PROVIDED MATERIAL:
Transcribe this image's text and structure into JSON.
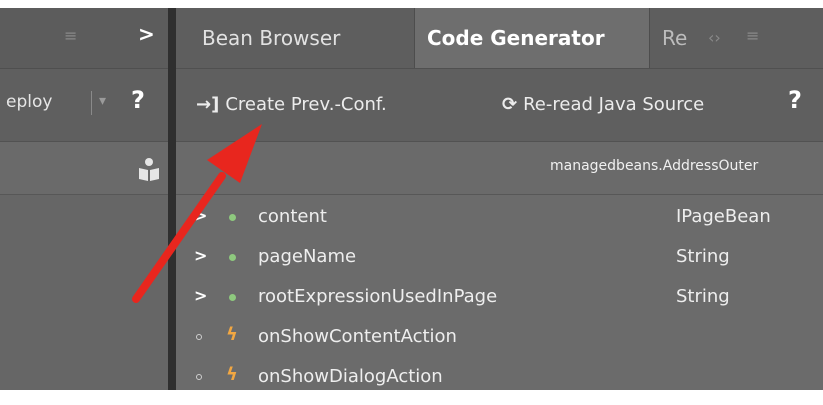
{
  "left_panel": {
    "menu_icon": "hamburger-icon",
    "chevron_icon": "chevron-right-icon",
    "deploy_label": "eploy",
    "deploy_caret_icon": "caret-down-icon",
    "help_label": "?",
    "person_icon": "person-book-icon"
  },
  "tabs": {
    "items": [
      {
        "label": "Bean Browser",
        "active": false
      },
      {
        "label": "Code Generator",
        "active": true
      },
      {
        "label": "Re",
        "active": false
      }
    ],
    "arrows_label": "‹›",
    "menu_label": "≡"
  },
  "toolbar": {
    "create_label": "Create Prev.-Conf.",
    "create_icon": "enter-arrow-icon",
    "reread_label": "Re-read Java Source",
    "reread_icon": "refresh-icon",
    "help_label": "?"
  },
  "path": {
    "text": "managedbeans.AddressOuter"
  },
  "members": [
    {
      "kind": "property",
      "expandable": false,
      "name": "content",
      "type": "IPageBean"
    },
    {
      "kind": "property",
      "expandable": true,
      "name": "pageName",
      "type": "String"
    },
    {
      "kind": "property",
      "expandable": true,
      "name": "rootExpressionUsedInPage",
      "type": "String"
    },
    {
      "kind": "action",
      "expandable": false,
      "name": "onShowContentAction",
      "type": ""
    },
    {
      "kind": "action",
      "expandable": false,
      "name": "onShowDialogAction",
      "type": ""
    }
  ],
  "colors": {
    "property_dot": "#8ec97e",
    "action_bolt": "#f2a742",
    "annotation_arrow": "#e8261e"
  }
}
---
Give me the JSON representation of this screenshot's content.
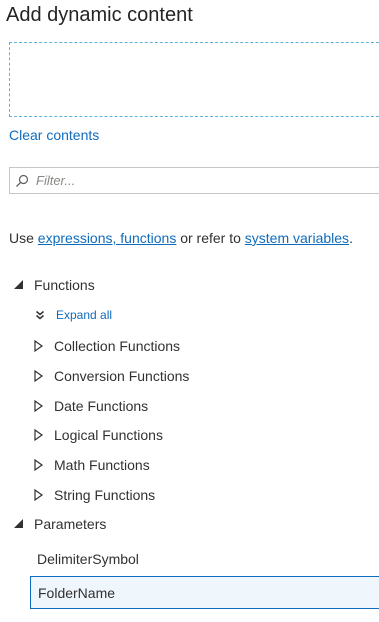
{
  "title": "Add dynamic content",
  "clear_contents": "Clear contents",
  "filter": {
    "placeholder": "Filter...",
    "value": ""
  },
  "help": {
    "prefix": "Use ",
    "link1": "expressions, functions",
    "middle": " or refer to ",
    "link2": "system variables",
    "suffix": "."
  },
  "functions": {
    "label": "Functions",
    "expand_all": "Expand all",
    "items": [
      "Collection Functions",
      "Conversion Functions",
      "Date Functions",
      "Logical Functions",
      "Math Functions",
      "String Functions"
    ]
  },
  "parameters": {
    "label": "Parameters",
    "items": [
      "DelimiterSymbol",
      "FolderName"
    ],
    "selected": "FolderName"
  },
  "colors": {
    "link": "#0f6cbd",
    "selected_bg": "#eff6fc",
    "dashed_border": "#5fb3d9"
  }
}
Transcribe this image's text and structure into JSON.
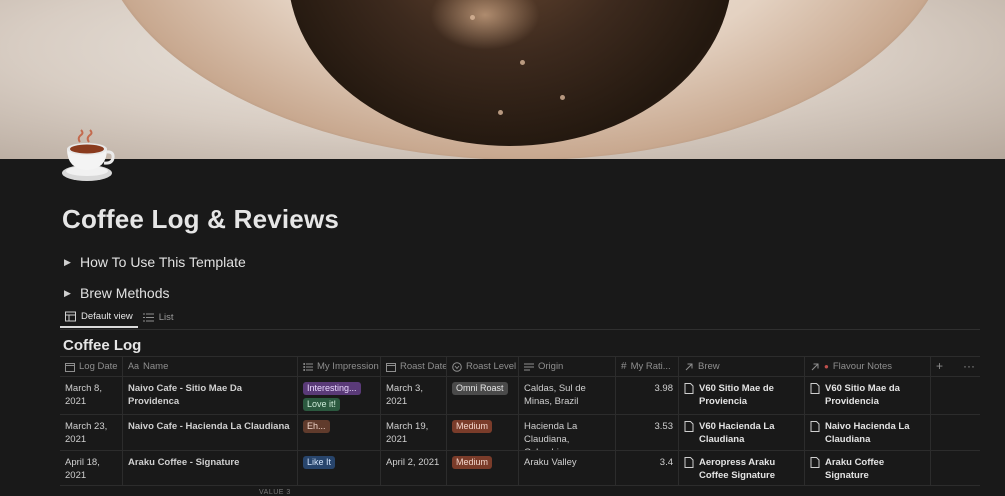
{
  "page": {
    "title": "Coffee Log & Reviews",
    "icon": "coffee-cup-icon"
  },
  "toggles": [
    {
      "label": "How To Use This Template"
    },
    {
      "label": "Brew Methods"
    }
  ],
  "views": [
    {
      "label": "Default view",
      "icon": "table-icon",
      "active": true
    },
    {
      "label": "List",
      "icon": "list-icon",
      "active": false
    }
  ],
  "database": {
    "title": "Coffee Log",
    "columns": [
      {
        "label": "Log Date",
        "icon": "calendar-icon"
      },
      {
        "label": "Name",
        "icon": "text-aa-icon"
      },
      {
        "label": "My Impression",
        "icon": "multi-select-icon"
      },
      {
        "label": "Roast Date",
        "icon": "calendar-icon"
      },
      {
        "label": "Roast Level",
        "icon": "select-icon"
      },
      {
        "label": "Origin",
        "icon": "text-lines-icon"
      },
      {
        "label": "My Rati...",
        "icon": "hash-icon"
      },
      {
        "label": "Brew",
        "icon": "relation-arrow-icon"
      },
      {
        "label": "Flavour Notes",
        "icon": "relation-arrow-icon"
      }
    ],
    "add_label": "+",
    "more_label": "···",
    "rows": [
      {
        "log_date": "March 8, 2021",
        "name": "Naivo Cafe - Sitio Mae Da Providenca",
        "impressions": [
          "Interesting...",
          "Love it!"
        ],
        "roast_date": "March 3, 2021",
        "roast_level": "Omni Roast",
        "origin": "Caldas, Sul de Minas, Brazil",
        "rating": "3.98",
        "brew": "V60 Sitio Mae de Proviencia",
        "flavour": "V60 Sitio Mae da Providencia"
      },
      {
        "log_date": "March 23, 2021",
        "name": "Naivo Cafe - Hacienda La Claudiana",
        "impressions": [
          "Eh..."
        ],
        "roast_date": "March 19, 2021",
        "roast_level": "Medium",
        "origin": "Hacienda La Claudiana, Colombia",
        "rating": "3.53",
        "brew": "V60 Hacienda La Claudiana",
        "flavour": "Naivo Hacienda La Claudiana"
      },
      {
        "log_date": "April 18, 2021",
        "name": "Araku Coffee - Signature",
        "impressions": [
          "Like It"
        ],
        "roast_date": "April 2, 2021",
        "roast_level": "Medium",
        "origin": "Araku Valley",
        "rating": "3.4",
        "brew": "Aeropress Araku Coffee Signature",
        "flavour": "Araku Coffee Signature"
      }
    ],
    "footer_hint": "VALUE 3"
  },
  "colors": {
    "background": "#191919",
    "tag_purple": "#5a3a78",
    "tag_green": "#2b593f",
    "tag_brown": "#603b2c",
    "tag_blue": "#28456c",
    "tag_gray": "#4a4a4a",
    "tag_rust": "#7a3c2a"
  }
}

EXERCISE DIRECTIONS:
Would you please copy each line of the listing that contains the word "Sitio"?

SOLUTION TO THIS TASK:
        "name": "Naivo Cafe - Sitio Mae Da Providenca",
        "brew": "V60 Sitio Mae de Proviencia",
        "flavour": "V60 Sitio Mae da Providencia"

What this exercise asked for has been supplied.